Today’s Gospel, the Good Samaritan—how we love to hear this story! We generally avoid people, trying not to make eye contact—on the street, in the subway, on the freeway, in the grocery store. But here is a story of one man who made eye contact with a stranger. He stopped what he was doing and looked at him as his brother. He loved his neighbor as himself.
The whole question revolves around the word “neighbor.” In the Gospel, a lawyer honestly questions Jesus—he really wants to know what he must do to inherit eternal life. Jesus replies: you know what to do—love God and love your neighbor. The lawyer cannot resist a bit of legal quibbling: “and who is my neighbor?” So Jesus tells the parable of the Good Samaritan. Question: “Who is my neighbor?” Answer: Every man is my neighbor.

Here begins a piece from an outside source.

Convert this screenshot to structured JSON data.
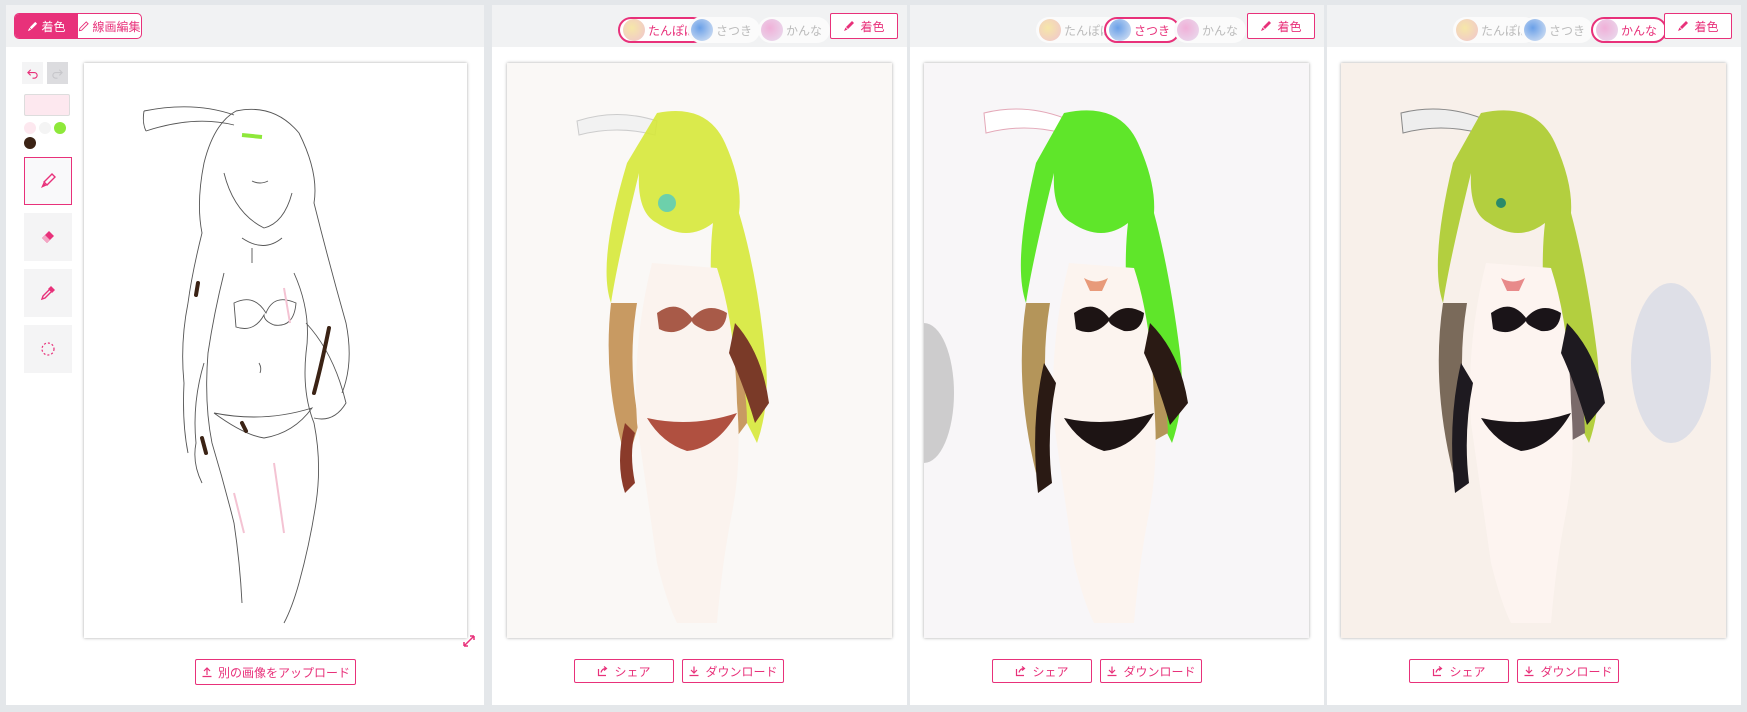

The word “neighbor,” after all, comes from the German “Nachbar,” which simply means the “nearby” one—your neighbor is anyone nearby. Treat every man, every woman, every child with mercy, and you will go to heaven. If the lawyer were looking for a loophole, Jesus does not afford him that satisfaction. Every man is my brother.
Every man is Jesus

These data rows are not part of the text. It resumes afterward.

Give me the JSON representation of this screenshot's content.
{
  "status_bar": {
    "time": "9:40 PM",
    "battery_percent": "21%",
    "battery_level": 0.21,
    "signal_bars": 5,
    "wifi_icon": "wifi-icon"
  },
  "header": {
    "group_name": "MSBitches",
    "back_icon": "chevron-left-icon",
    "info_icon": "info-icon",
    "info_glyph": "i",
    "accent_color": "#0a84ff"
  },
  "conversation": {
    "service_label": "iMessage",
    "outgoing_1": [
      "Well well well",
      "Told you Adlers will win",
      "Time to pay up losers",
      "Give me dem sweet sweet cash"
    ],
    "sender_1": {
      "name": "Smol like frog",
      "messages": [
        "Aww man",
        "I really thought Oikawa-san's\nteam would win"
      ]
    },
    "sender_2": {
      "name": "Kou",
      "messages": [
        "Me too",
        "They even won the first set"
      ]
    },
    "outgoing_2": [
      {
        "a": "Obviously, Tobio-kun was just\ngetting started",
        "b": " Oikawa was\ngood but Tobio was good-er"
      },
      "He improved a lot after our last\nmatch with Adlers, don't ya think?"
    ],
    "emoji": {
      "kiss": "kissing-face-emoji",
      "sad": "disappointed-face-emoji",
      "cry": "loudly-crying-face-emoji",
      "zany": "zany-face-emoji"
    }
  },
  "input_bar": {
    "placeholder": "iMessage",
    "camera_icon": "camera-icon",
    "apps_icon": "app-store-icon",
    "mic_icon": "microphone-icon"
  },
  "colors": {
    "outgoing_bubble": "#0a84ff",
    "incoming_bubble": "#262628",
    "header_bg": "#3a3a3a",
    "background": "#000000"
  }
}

In fact, every man is Jesus. So said Mother Teresa. It was the first thing I ever heard her say, and I realized immediately only a saint sees Jesus in every person. So the Samaritan finds a man beat up and bloody, and he knows that God is lying in the gutter. The Samaritan treats the wounded man with mercy, and so God treats the Samaritan with mercy. That’s how we get to heaven. Indeed, God is invisible to those who do not show mercy. As St. Paul says in the second reading: Christ Jesus is the image of the invisible God. And Mother Teresa adds: the poor man is the image of the invisible Jesus. Jesus comes to us in every person we see every day, and he reveals the face of God to us in them.
“You have only to carry it out”

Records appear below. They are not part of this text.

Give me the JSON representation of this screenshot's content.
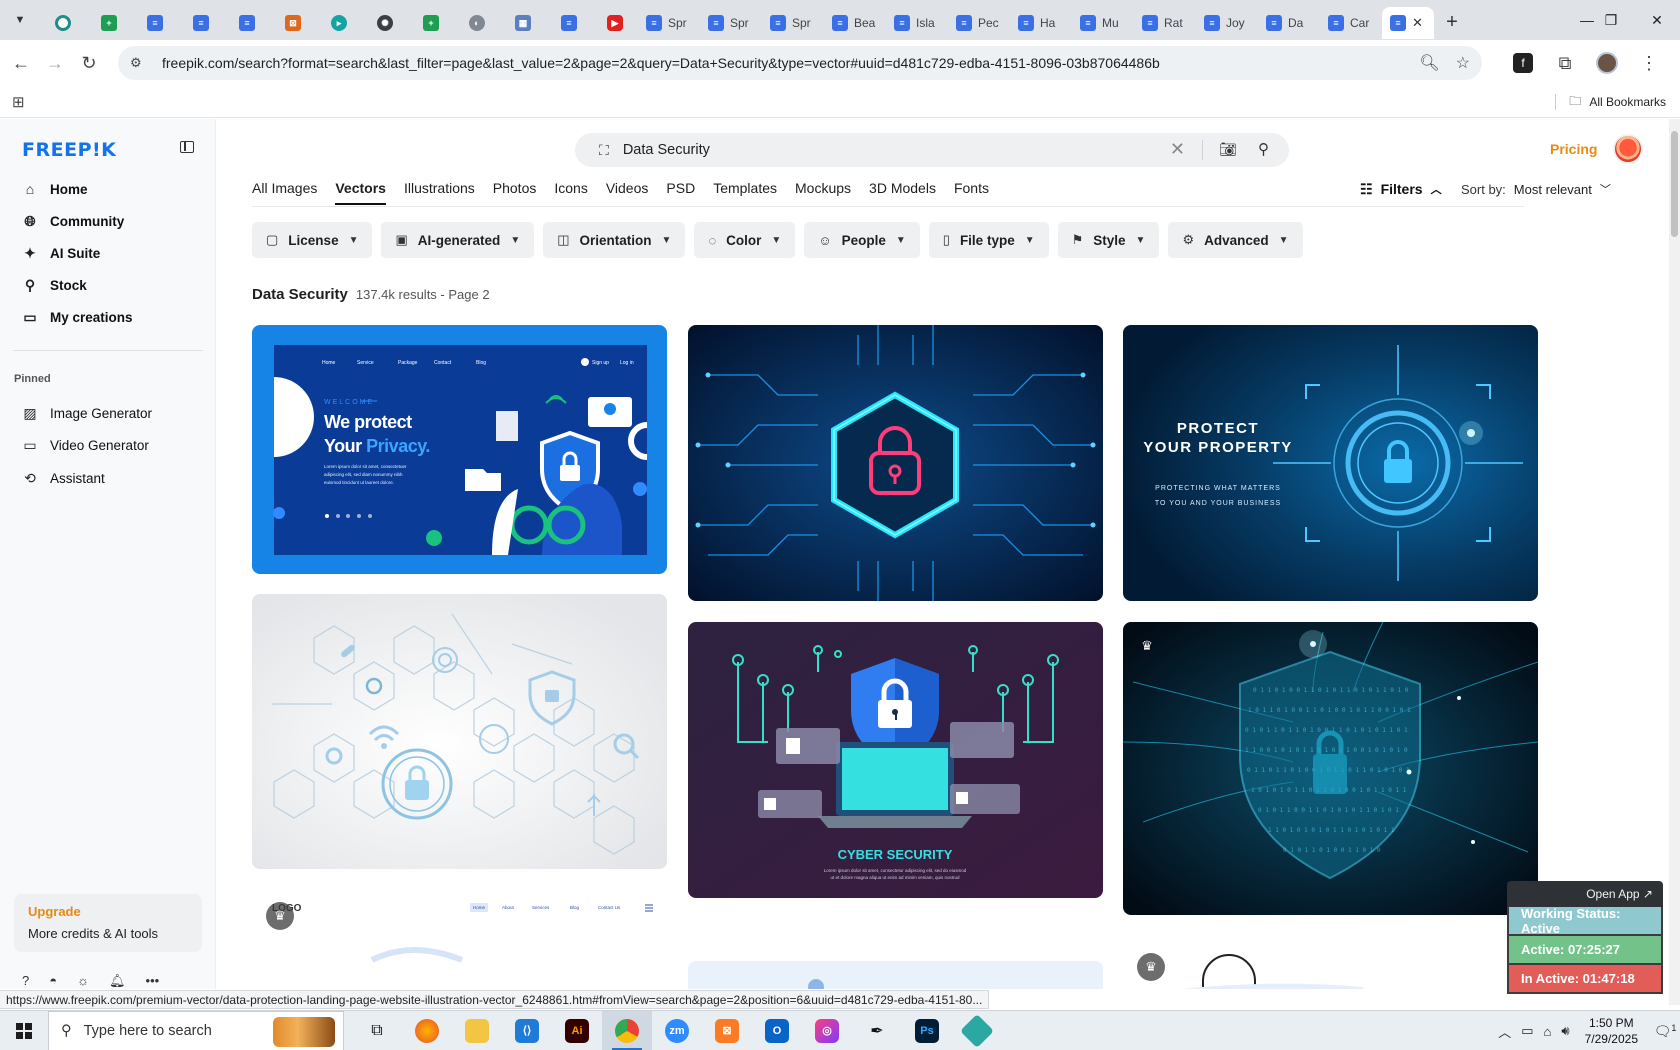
{
  "browser": {
    "tabs": [
      {
        "icon": "chevron-down-icon",
        "kind": "dropdown"
      },
      {
        "icon": "vpn-icon",
        "color": "#14a3a3"
      },
      {
        "icon": "sheets-icon",
        "color": "#1e9e52"
      },
      {
        "icon": "docs-icon",
        "color": "#3a6fe6"
      },
      {
        "icon": "docs-icon",
        "color": "#3a6fe6"
      },
      {
        "icon": "docs-icon",
        "color": "#3a6fe6"
      },
      {
        "icon": "grid-icon",
        "color": "#e0681d"
      },
      {
        "icon": "arrow-icon",
        "color": "#14a3a3"
      },
      {
        "icon": "openai-icon",
        "color": "#3b3f45"
      },
      {
        "icon": "sheets-icon",
        "color": "#1e9e52"
      },
      {
        "icon": "globe-icon",
        "color": "#808890"
      },
      {
        "icon": "qr-icon",
        "color": "#5b7fbf"
      },
      {
        "icon": "docs-icon",
        "color": "#3a6fe6"
      },
      {
        "icon": "youtube-icon",
        "color": "#e32020"
      }
    ],
    "titled_tabs": [
      "Spr",
      "Spr",
      "Spr",
      "Bea",
      "Isla",
      "Pec",
      "Ha",
      "Mu",
      "Rat",
      "Joy",
      "Da",
      "Car"
    ],
    "url": "freepik.com/search?format=search&last_filter=page&last_value=2&page=2&query=Data+Security&type=vector#uuid=d481c729-edba-4151-8096-03b87064486b",
    "all_bookmarks": "All Bookmarks",
    "status_link": "https://www.freepik.com/premium-vector/data-protection-landing-page-website-illustration-vector_6248861.htm#fromView=search&page=2&position=6&uuid=d481c729-edba-4151-80..."
  },
  "sidebar": {
    "logo": "FREEP!K",
    "nav": [
      {
        "label": "Home",
        "icon": "home-icon"
      },
      {
        "label": "Community",
        "icon": "globe-icon"
      },
      {
        "label": "AI Suite",
        "icon": "sparkle-icon"
      },
      {
        "label": "Stock",
        "icon": "search-icon"
      },
      {
        "label": "My creations",
        "icon": "folder-icon"
      }
    ],
    "pinned_title": "Pinned",
    "pinned": [
      {
        "label": "Image Generator",
        "icon": "image-icon"
      },
      {
        "label": "Video Generator",
        "icon": "video-icon"
      },
      {
        "label": "Assistant",
        "icon": "assistant-icon"
      }
    ],
    "upgrade_title": "Upgrade",
    "upgrade_sub": "More credits & AI tools"
  },
  "header": {
    "query": "Data Security",
    "pricing": "Pricing"
  },
  "type_tabs": [
    "All Images",
    "Vectors",
    "Illustrations",
    "Photos",
    "Icons",
    "Videos",
    "PSD",
    "Templates",
    "Mockups",
    "3D Models",
    "Fonts"
  ],
  "active_type_tab": "Vectors",
  "filters_label": "Filters",
  "sort_label": "Sort by:",
  "sort_value": "Most relevant",
  "chips": [
    {
      "label": "License",
      "icon": "license-icon"
    },
    {
      "label": "AI-generated",
      "icon": "ai-icon"
    },
    {
      "label": "Orientation",
      "icon": "orientation-icon"
    },
    {
      "label": "Color",
      "icon": "palette-icon"
    },
    {
      "label": "People",
      "icon": "people-icon"
    },
    {
      "label": "File type",
      "icon": "file-icon"
    },
    {
      "label": "Style",
      "icon": "brush-icon"
    },
    {
      "label": "Advanced",
      "icon": "gear-icon"
    }
  ],
  "results": {
    "heading": "Data Security",
    "count": "137.4k results - Page 2"
  },
  "cards": {
    "c1": {
      "nav": [
        "Home",
        "Service",
        "Package",
        "Contact",
        "Blog"
      ],
      "signup": "Sign up",
      "login": "Log in",
      "welcome": "WELCOME",
      "line1": "We protect",
      "line2a": "Your ",
      "line2b": "Privacy.",
      "body1": "Lorem ipsum dolor sit amet, consectetuer",
      "body2": "adipiscing elit, sed diam nonummy nibh",
      "body3": "euismod tincidunt ut laoreet dolore."
    },
    "c3": {
      "line1": "PROTECT",
      "line2": "YOUR PROPERTY",
      "sub1": "PROTECTING WHAT MATTERS",
      "sub2": "TO YOU AND YOUR BUSINESS"
    },
    "c5": {
      "title": "CYBER SECURITY",
      "sub1": "Lorem ipsum dolor sit amet, consectetur adipiscing elit, sed do eiusmod",
      "sub2": "ut et dolore magna aliqua ut enim ad minim veniam, quis nostrud"
    },
    "c7": {
      "logo": "LOGO",
      "nav": [
        "Home",
        "About",
        "Services",
        "Blog",
        "Contact Us"
      ]
    }
  },
  "working_status": {
    "open_app": "Open App ↗",
    "status": "Working Status: Active",
    "active": "Active: 07:25:27",
    "inactive": "In Active: 01:47:18"
  },
  "taskbar": {
    "search_placeholder": "Type here to search",
    "time": "1:50 PM",
    "date": "7/29/2025",
    "notifications": "1"
  }
}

Moses tells the Israelites in the first reading: If only you would keep the commandments of God! You would increase and prosper and find true joy. And the command of God is not mysterious or remote: it is in your hearts already; you have only to carry it out. You can be a saint. I can be a saint. We can all go to heaven, and live in peace and joy here on earth. We have only to carry out the command of God already in our hearts. That command is so simple: love God, and love your neighbor.
Today you will leave Mass and see many people. Some will irritate you. Some will insult you. Some will weary you. Each one of them is Jesus. He walks the earth disguised as troublesome people, to teach us how to love. Love isn’t a feeling; it is a decision, and only this decision to love brings us true joy. Make the effort to love the people you don’t want to love. Practice charity again and again until you get it right. Take a deep breath and exercise patience. Force yourself to think of others even when your own head is hurting. Anticipate the other person’s needs and serve him, even when he doesn’t deserve it. Forgive that person who disrespects you.
Love hurts, at least in the beginning. Mercy costs us, sometimes a great deal. Mother Teresa was talking to a group of American professionals one time. “Smile at each other,” she said. “Smile at your wife, smile at your husband, smile at your children, smile at each other—it doesn’t matter who it is—and that will help you to grow in greater love for each other.” One of the men (perhaps a lawyer) asked her, “Mother, are you married?” She responded: “Yes, I am, and sometimes Jesus asks a great deal of me, and it is hard to smile at him.” But she kept on smiling, and that is why she went to heaven. We can do the same, if we put our minds to it.